It is a different question whether any person having taken the oath to “bear true faith and allegiance to the Constitution of India” can violate a provision like Article 18 without suffering any consequence. And Article 51-A makes it the fundamental duty of every citizen to “abide by the Constitution and respect its ideals”. Again, no penalties are prescribed for disregarding this constitutionally ordained duty. The Constituent Assembly had rejected the suggestions by many members that no foreign title shall be recognised in India. So Tendulkar can be “Sir, Sachin” without inviting the wrath of law.


What about our own Padma awards introduced in 1954 — four years after the Constitution came into force? In 1977, soon after the Morarji Desai government assumed office, the then Attorney-General late S.V. Gupte opined that the awards were opposed to Article 18. As a result, from 1978 to 1980, the January 25 ritual stood abolished; they were, however, reintroduced in 1981.


In the case of Balaji Raghavan (1996), a five-judge Bench of the Supreme Court held that the Padma awards were only methods of recognising excellence. The court, however, decreed that these honours conferred by the State should not be used as suffixes or prefixes, i.e. as titles by the recipients. A passing glance at some of the recipients of these awards is enough to make one marvel at the art or science of recognising excellence.
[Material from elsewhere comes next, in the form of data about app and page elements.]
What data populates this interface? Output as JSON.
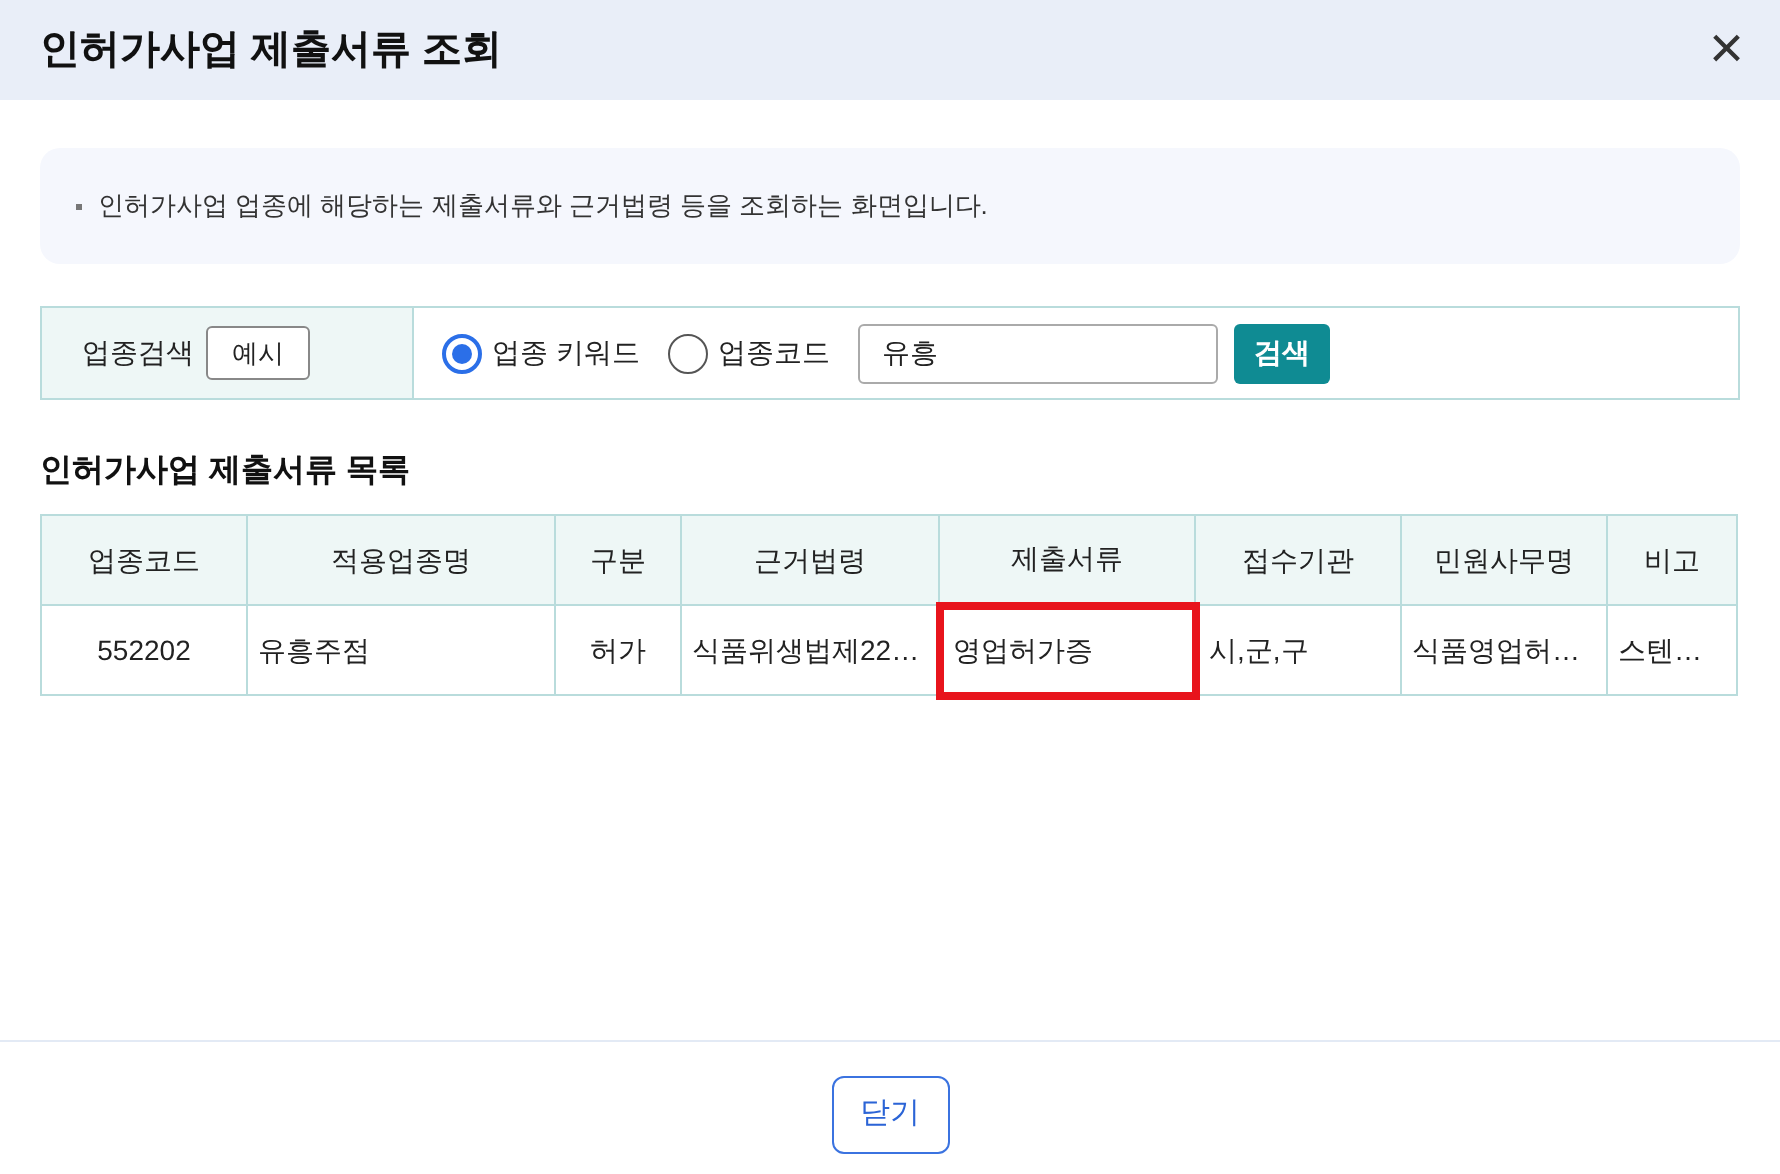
{
  "window": {
    "title": "인허가사업 제출서류 조회",
    "close": "×"
  },
  "notice": "인허가사업 업종에 해당하는 제출서류와 근거법령 등을 조회하는 화면입니다.",
  "search": {
    "label": "업종검색",
    "example_button": "예시",
    "options": [
      {
        "label": "업종 키워드",
        "selected": true
      },
      {
        "label": "업종코드",
        "selected": false
      }
    ],
    "value": "유흥",
    "button": "검색"
  },
  "list_title": "인허가사업 제출서류 목록",
  "table": {
    "columns": [
      "업종코드",
      "적용업종명",
      "구분",
      "근거법령",
      "제출서류",
      "접수기관",
      "민원사무명",
      "비고"
    ],
    "rows": [
      [
        {
          "text": "552202",
          "highlighted": false
        },
        {
          "text": "유흥주점",
          "highlighted": false
        },
        {
          "text": "허가",
          "highlighted": false
        },
        {
          "text": "식품위생법제22…",
          "highlighted": false
        },
        {
          "text": "영업허가증",
          "highlighted": true
        },
        {
          "text": "시,군,구",
          "highlighted": false
        },
        {
          "text": "식품영업허…",
          "highlighted": false
        },
        {
          "text": "스텐…",
          "highlighted": false
        }
      ]
    ]
  },
  "footer_button": "닫기"
}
It is a different matter that many of these excellent men and women do not mind letting the awards being used as suffixes or prefixes, with impunity.


What about the “honorary doctorates” conferred by universities? These institutions of higher learning generally are “States” within the meaning of the expression in the Constitution. Recognition of academic distinctions — Ph.Ds or D.Phils and the like — is conferred from time to time on the basis of merit proven according to the established rules.


The honorary doctors are generally modest enough not to lay claims to any special achievement. Nevertheless, in some States a sizeable number — especially among the politicians — are “doctors” flaunting their prefixes. There was a belief some time ago that these honorary doctorates are like garlands presented at a ceremonial occasion — not intended to be displayed on the streets after the function, though the recipient is its owner. One sees no reason not to treat the honorary doctorates conferred by the universities as anything but titles prohibited by Article 18, if they can be legitimately used as prefixes to the names.


The writer is Senior Advocate, Supreme Court of India.